Assessing the performance of a machine learning algorithm in identifying bubbles in dust emission
MetadataShow full item record

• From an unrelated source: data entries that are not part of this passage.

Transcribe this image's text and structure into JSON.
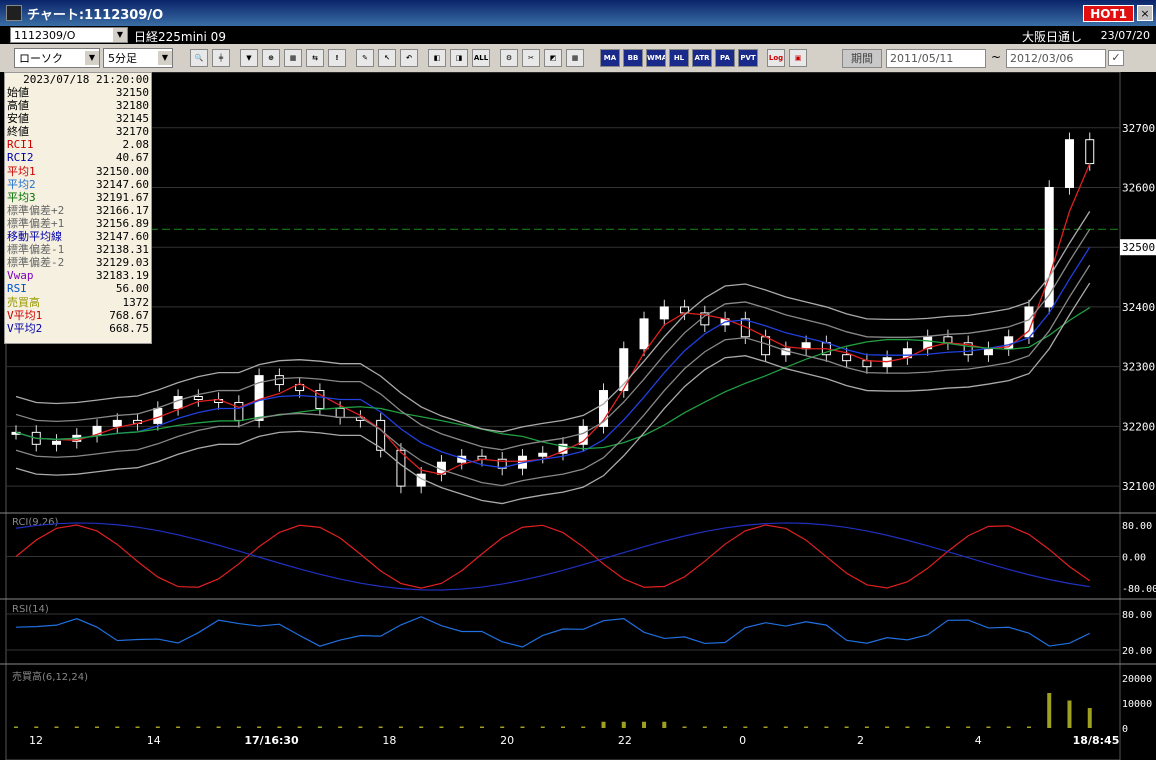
{
  "window": {
    "title": "チャート:1112309/O",
    "hot_badge": "HOT1",
    "close": "×"
  },
  "infobar": {
    "symbol_code": "1112309/O",
    "symbol_name": "日経225mini 09",
    "market": "大阪日通し",
    "date": "23/07/20"
  },
  "toolbar": {
    "chart_type": "ローソク",
    "interval": "5分足",
    "buttons": [
      {
        "name": "zoom-icon",
        "label": "🔍"
      },
      {
        "name": "cursor-lines-icon",
        "label": "╪"
      },
      {
        "name": "indicator-icon-1",
        "label": "▼"
      },
      {
        "name": "zoom-in-icon",
        "label": "⊕"
      },
      {
        "name": "chart-icon-1",
        "label": "▦"
      },
      {
        "name": "chart-icon-2",
        "label": "⇆"
      },
      {
        "name": "warning-icon",
        "label": "!"
      },
      {
        "name": "pen-icon",
        "label": "✎"
      },
      {
        "name": "pointer-icon",
        "label": "↖"
      },
      {
        "name": "undo-icon",
        "label": "↶"
      },
      {
        "name": "remove-icon-1",
        "label": "◧"
      },
      {
        "name": "remove-icon-2",
        "label": "◨"
      },
      {
        "name": "remove-all-icon",
        "label": "ALL"
      },
      {
        "name": "settings-icon",
        "label": "⚙"
      },
      {
        "name": "tool-icon",
        "label": "✂"
      },
      {
        "name": "color-icon",
        "label": "◩"
      },
      {
        "name": "grid-icon",
        "label": "▦"
      }
    ],
    "indicator_buttons": [
      "MA",
      "BB",
      "WMA",
      "HL",
      "ATR",
      "PA",
      "PVT"
    ],
    "extra_buttons": [
      "Log",
      "▣"
    ],
    "period_label": "期間",
    "date_from": "2011/05/11",
    "date_to": "2012/03/06",
    "tilde": "~",
    "check": "✓"
  },
  "info_panel": {
    "timestamp": "2023/07/18 21:20:00",
    "rows": [
      {
        "label": "始値",
        "value": "32150",
        "color": "#000000"
      },
      {
        "label": "高値",
        "value": "32180",
        "color": "#000000"
      },
      {
        "label": "安値",
        "value": "32145",
        "color": "#000000"
      },
      {
        "label": "終値",
        "value": "32170",
        "color": "#000000"
      },
      {
        "label": "RCI1",
        "value": "2.08",
        "color": "#cc0000"
      },
      {
        "label": "RCI2",
        "value": "40.67",
        "color": "#0000aa"
      },
      {
        "label": "平均1",
        "value": "32150.00",
        "color": "#cc0000"
      },
      {
        "label": "平均2",
        "value": "32147.60",
        "color": "#2070d0"
      },
      {
        "label": "平均3",
        "value": "32191.67",
        "color": "#007000"
      },
      {
        "label": "標準偏差+2",
        "value": "32166.17",
        "color": "#666666"
      },
      {
        "label": "標準偏差+1",
        "value": "32156.89",
        "color": "#666666"
      },
      {
        "label": "移動平均線",
        "value": "32147.60",
        "color": "#0000aa"
      },
      {
        "label": "標準偏差-1",
        "value": "32138.31",
        "color": "#666666"
      },
      {
        "label": "標準偏差-2",
        "value": "32129.03",
        "color": "#666666"
      },
      {
        "label": "Vwap",
        "value": "32183.19",
        "color": "#8000c0"
      },
      {
        "label": "RSI",
        "value": "56.00",
        "color": "#0050cc"
      },
      {
        "label": "売買高",
        "value": "1372",
        "color": "#999900"
      },
      {
        "label": "V平均1",
        "value": "768.67",
        "color": "#cc0000"
      },
      {
        "label": "V平均2",
        "value": "668.75",
        "color": "#0000aa"
      }
    ]
  },
  "chart_data": {
    "type": "candlestick",
    "price_axis": {
      "ticks": [
        "32700",
        "32600",
        "32500",
        "32400",
        "32300",
        "32200",
        "32100"
      ],
      "current": "32500",
      "ylim": [
        32060,
        32790
      ]
    },
    "dashed_level": 32530,
    "candles_close": [
      32190,
      32170,
      32175,
      32185,
      32200,
      32210,
      32205,
      32230,
      32250,
      32245,
      32240,
      32210,
      32285,
      32270,
      32260,
      32230,
      32215,
      32210,
      32160,
      32100,
      32120,
      32140,
      32150,
      32145,
      32130,
      32150,
      32155,
      32170,
      32200,
      32260,
      32330,
      32380,
      32400,
      32390,
      32370,
      32380,
      32350,
      32320,
      32330,
      32340,
      32320,
      32310,
      32300,
      32315,
      32330,
      32350,
      32340,
      32320,
      32330,
      32350,
      32400,
      32600,
      32680,
      32640
    ],
    "rci_label": "RCI(9,26)",
    "rci_ticks": [
      "80.00",
      "0.00",
      "-80.00"
    ],
    "rsi_label": "RSI(14)",
    "rsi_ticks": [
      "80.00",
      "20.00"
    ],
    "volume_label": "売買高(6,12,24)",
    "volume_ticks": [
      "20000",
      "10000",
      "0"
    ],
    "x_ticks": [
      "12",
      "14",
      "17/16:30",
      "18",
      "20",
      "22",
      "0",
      "2",
      "4",
      "18/8:45"
    ]
  }
}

Stellar feedback created by radiation and winds from massive stars plays a significant role in both physical and chemical evolution of molecular clouds. This energy and momentum leaves an identifiable signature (“bubbles") that affect the dynamics and structure of the cloud. Most bubble searches are performed “by-eye", which are usually time-consuming, subjective and difficult to calibrate. Automatic classifications based on machine learning make it possible to perform systematic, quantifiable and repeatable searches for bubbles. We employ a previously developed machine learning algorithm, Brut, and quantitatively evaluate its performance in identifying bubbles using synthetic dust observations. We adopt magneto-hydrodynamics simulations, which model stellar winds launching within turbulent molecular clouds, as an input to generate synthetic images. We use a publicly available three-dimensional dust continuum Monte-Carlo radiative transfer code, HYPERION, to generate synthetic images of bubbles in three Spitzer bands (4.5 μm, 8 μm and 24 μm). We designate half of our synthetic bubbles as a training set, which we use to train Brut along with citizen-science data from the Milky Way Project. We then assess Brut's accuracy using the remaining synthetic observations. We find that after retraining Brut's performance increases significantly, and it is able to identify yellow bubbles, which are likely associated with B-type stars. Brut continues to perform well on previously identified high-score bubbles, and over 10% of the Milky Way Project bubbles are reclassified as high-confidence bubbles, which were previously marginal or ambiguous detections in the Milky Way Project data. We also investigate the size of the training set, dust model, evolution stage and background noise on bubble identification.